Over the last year, Mexico has been swept up in a tidal wave of drug violence. Things have gotten so bad that, according to a recent Pentagon report, the country risks a “sudden collapse.” For more, listen to our online radio show on Mexico’s war on drugs.
On Wednesday, U.S. Secretary of State Hillary Clinton arrived in Mexico for a series of high level talks. Not only does the Pentagon assessment have Mexican officials bristling, there are lingering resentments over other issues too — there’s a growing trade dispute and ill will over the construction of that giant border fence.
Worldfocus editorial consultant Peter Eisner, the former deputy foreign editor of the Washington Post, writes about engaging with Mexico and its troubles rather than building fences.
“Show me a 50-foot fence, and I’ll show you a 51-foot ladder.”
That quote from Janet Napolitano when she was governor of Arizona makes more sense every day. Napolitano, now the Secretary of Homeland Security, was referring to the multibillion dollar, 700-mile long fence being built along the U.S.-Mexican border.
The idea of the controversial fence was to stop illegal immigration and drug trafficking across the border. Many people — including most people in the Mexican government — agree with Napolitano that the fence was a bad idea.
For many, the fence has come to symbolize arrogance and disinterest in dealing with real issues, such as poverty that fuels immigration, and consumer demand that supports the multibillion dollar cocaine, marijuana and heroin trade out of Mexico.
And if anybody in the United States still thinks the fence can hide the uncomfortable reality across the Rio Grande, they’re deceived.

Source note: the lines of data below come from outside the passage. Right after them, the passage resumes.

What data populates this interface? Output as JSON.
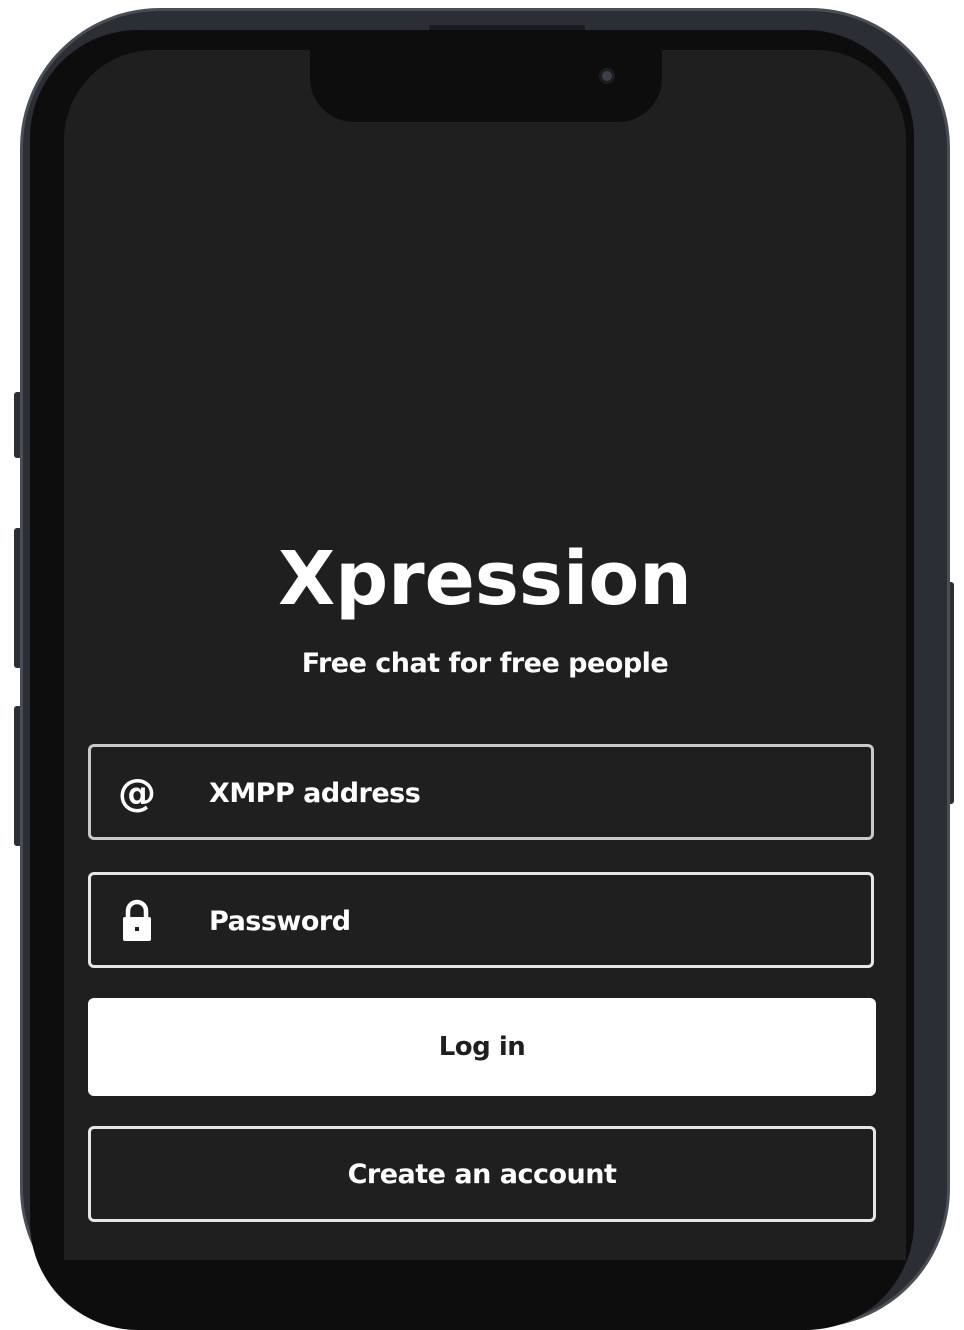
{
  "app": {
    "title": "Xpression",
    "tagline": "Free chat for free people"
  },
  "login_form": {
    "address_field": {
      "icon": "at-sign-icon",
      "placeholder": "XMPP address",
      "value": ""
    },
    "password_field": {
      "icon": "lock-icon",
      "placeholder": "Password",
      "value": ""
    },
    "login_button_label": "Log in",
    "create_account_button_label": "Create an account"
  },
  "colors": {
    "background": "#1f1f1f",
    "text": "#ffffff",
    "field_border": "#c9c9c9",
    "primary_button_bg": "#ffffff",
    "primary_button_text": "#1f1f1f",
    "device_frame": "#2b2e34"
  }
}
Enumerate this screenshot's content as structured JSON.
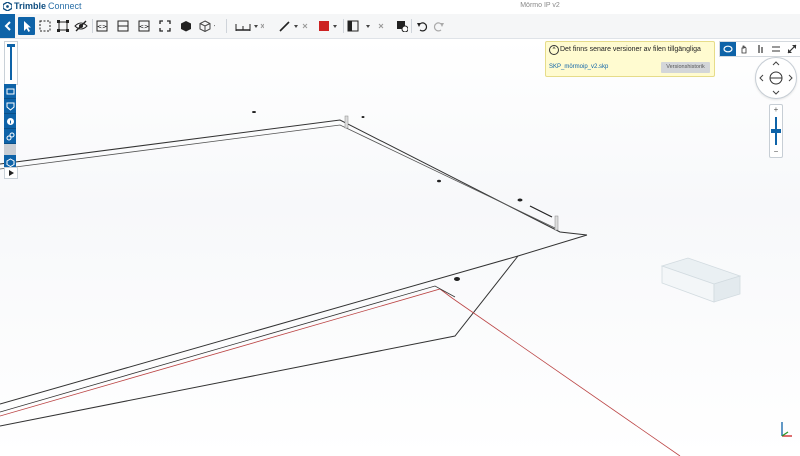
{
  "app": {
    "brand_strong": "Trimble",
    "brand_light": "Connect",
    "document_title": "Mörmo IP v2"
  },
  "toolbar": {
    "tools": [
      "select-pointer",
      "box-select",
      "select-vertices",
      "hide-objects",
      "section-box",
      "section-plane",
      "fit-view",
      "full-screen",
      "object-cube",
      "measure",
      "draw-line",
      "color-swatch",
      "visibility",
      "model-settings",
      "undo",
      "redo"
    ],
    "accent_color": "#0e63a8",
    "swatch_color": "#cc2222"
  },
  "notification": {
    "message": "Det finns senare versioner av filen tillgängliga",
    "file_name": "SKP_mörmoip_v2.skp",
    "button_label": "Versionshistorik"
  },
  "navigation": {
    "modes": [
      "orbit",
      "pan",
      "walk",
      "fly",
      "fullscreen"
    ],
    "zoom_level": 0.5
  }
}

The wave of drug violence in Mexico is bleeding over into the United States, and U.S. military officials fear a worse scenario: One Pentagon study says that Mexico, like Pakistan, faces the prospect of being unable to deal with the violence and could become a failed state.
Secretary of State Hillary Clinton is diving right into talks about drug cooperation, trade and other issues today and tomorrow in Mexico City and Monterrey. And President Obama is scheduled to go to Mexico in less than a month.
The administration has an opportunity to come up with answers that would include engagement with the Mexican government rather than building barriers. The answers will probably be costly, but there is rising sentiment in Washington that Mexico can’t be left, as one analyst recently said, to “muddle through somehow” on its own.
– Peter Eisner